▶ **RECORDED DATA**
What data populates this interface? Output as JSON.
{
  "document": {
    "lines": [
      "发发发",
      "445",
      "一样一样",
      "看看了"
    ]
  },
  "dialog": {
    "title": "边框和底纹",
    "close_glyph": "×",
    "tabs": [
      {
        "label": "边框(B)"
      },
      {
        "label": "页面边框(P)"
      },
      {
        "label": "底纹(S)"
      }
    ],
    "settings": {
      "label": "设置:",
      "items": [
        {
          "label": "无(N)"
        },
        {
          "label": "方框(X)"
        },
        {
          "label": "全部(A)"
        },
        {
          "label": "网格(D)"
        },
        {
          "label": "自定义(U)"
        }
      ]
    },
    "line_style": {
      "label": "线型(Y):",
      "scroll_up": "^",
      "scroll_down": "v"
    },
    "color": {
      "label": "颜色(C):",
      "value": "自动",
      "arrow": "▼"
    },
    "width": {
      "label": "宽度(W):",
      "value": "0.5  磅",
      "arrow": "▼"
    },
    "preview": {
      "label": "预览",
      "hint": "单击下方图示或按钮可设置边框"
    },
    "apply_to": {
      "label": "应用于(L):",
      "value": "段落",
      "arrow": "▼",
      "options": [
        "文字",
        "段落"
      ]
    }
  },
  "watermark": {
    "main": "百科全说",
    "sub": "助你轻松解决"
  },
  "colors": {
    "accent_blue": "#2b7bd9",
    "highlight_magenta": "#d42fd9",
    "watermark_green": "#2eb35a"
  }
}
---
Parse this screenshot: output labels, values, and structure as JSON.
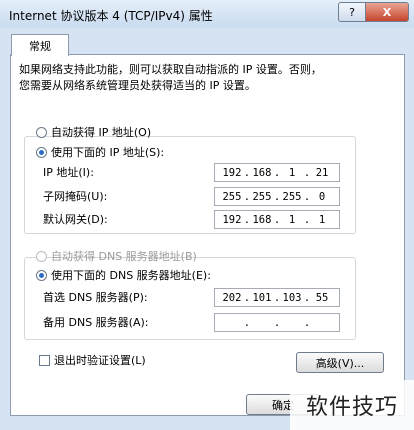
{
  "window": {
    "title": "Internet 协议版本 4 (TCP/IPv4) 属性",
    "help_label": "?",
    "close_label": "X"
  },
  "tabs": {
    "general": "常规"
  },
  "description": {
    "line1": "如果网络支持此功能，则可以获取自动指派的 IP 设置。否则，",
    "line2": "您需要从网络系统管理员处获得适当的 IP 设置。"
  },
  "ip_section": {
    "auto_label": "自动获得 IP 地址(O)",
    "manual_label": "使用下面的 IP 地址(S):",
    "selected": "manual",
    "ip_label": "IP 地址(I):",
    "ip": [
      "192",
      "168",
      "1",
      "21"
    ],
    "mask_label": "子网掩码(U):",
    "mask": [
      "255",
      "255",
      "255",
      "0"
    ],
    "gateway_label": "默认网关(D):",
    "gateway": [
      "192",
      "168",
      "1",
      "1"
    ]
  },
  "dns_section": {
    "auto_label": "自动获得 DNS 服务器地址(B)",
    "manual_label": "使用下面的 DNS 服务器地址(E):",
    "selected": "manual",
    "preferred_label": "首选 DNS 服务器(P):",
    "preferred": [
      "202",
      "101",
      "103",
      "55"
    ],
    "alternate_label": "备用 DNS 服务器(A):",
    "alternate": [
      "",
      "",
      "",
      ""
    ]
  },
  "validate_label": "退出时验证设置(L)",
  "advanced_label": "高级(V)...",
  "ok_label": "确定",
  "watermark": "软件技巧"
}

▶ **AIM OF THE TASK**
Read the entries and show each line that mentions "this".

▶ **TASK RESPONSE**
What data populates this interface? Output as JSON.
Parse this screenshot: output labels, values, and structure as JSON.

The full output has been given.